Nathan Cole is a visual artist, photographer, writer, and aspiring naturalist based in Toronto, Canada. Nathan’s practice is based on the exploration of the natural world both physically and visually. By following the pathways set out in nature, he hopes to rebuild connections between our natural spaces and our minds. To unlearn the processes of contemporary society and to overcome his own mental health challenges, he is looking to fully immerse himself in his surroundings by rewilding his mind and senses. Using photography as both a connective tool for himself and his viewers, he then translates these observational details onto his favoured medium of scratchboard.
Through his work and experiences with the animals that he depicts, he is hoping to challenge some of the myths, perceptions, and preconceptions surrounding wildlife. Stories and imagery are incredibly important, and our understanding and relationship with nature is so often based around them. With the awareness that for some of these species, their very existence is at stake in our current world, Nathan hopes to challenge harmful practices through representation, education, and his own process of rewilding.
Nathan’s work has been greatly informed and enhanced by international artist residencies, and the incredible diversity of wildlife surrounding them. He explored the lush valleys and winding waterways of Puntarenas, Costa Rica during the Mauser EcoHouse, then the desert landscape and rocky hills of Rajasthan while attending the Farm Studio residency in India. He has exhibited his work across North America and internationally, including in the Arizona-Sonora Desert Gallery, Zurich Main Station, and the John B. Aird Gallery in Toronto. Awards for his work include 3rd place for the Boynes Emerging Artist Award, Best in Show for “Artists of the World” show at the Tall Sequoia Gallery, and a semi-finalist at ARTBOX.Projects Barcelona and Miami. His scratchboard work and photography have been published in ArtAscent and Murze Magazines. Nathan has a BFA from Western University in London, Canada.
Nathan's work is made possible through funding from the Ontario Arts Council, Toronto Arts Council, and Toronto Arts Foundation.

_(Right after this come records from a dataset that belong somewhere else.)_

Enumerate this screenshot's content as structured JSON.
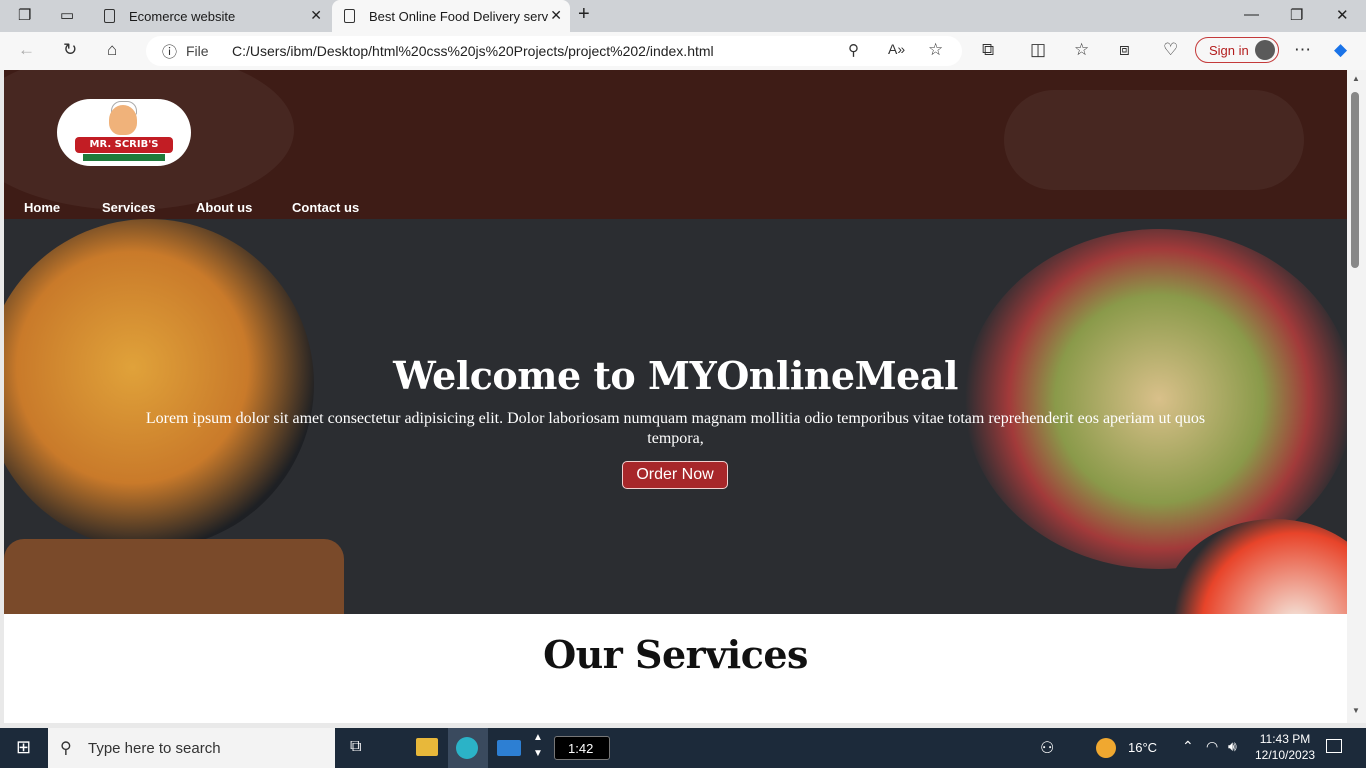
{
  "browser": {
    "tabs": [
      {
        "title": "Ecomerce website"
      },
      {
        "title": "Best Online Food Delivery service"
      }
    ],
    "address": {
      "scheme_label": "File",
      "url": "C:/Users/ibm/Desktop/html%20css%20js%20Projects/project%202/index.html"
    },
    "signin_label": "Sign in"
  },
  "site": {
    "logo": {
      "brand": "MR. SCRIB'S"
    },
    "nav": [
      "Home",
      "Services",
      "About us",
      "Contact us"
    ],
    "hero": {
      "title": "Welcome to MYOnlineMeal",
      "text": "Lorem ipsum dolor sit amet consectetur adipisicing elit. Dolor laboriosam numquam magnam mollitia odio temporibus vitae totam reprehenderit eos aperiam ut quos tempora,",
      "button": "Order Now"
    },
    "services_title": "Our Services"
  },
  "taskbar": {
    "search_placeholder": "Type here to search",
    "timer": "1:42",
    "temperature": "16°C",
    "time": "11:43 PM",
    "date": "12/10/2023"
  },
  "colors": {
    "header_bg": "#3e1c16",
    "button_bg": "#a7272a",
    "hero_bg": "#2b2d31"
  }
}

Scratchboard, by its very construction and purpose, is a very fragile medium - you create by taking away and any missed stroke could ruin what you have created so far. Humanity and its relation to nature is quite similar. Humans create their society by taking away, cutting down and stripping the resources to create their cities and culture. Their impact on the wildlife and habitats around them is deeply affected by this process, but also in how they build their culture, the stories told and myths created. The perception of particular animals due to their place in history can very well determine their livelihood. Are the animals viewed as a threat to humans, are they treasured for their fur or meat, do they have mythic properties on the black market, or are they perceived as a pest to be rid of? Does your pet have more inherent value than a wild creature? Creating expressive animal portraits with scratchboard creates a tenuous relationship between viewer and creature, where historical and cultural perceptions can deeply affect how they see the animal in front of them. The painstaking and slow process of creating the art is echoed by the careful approach that must be taken for examining some of the myths and perceptions of these wondrous animals and how that may affect conservation efforts. In this way I hope that by creating art, I can improve the relationships of humans and the cities they live in to the wildlife surrounding them.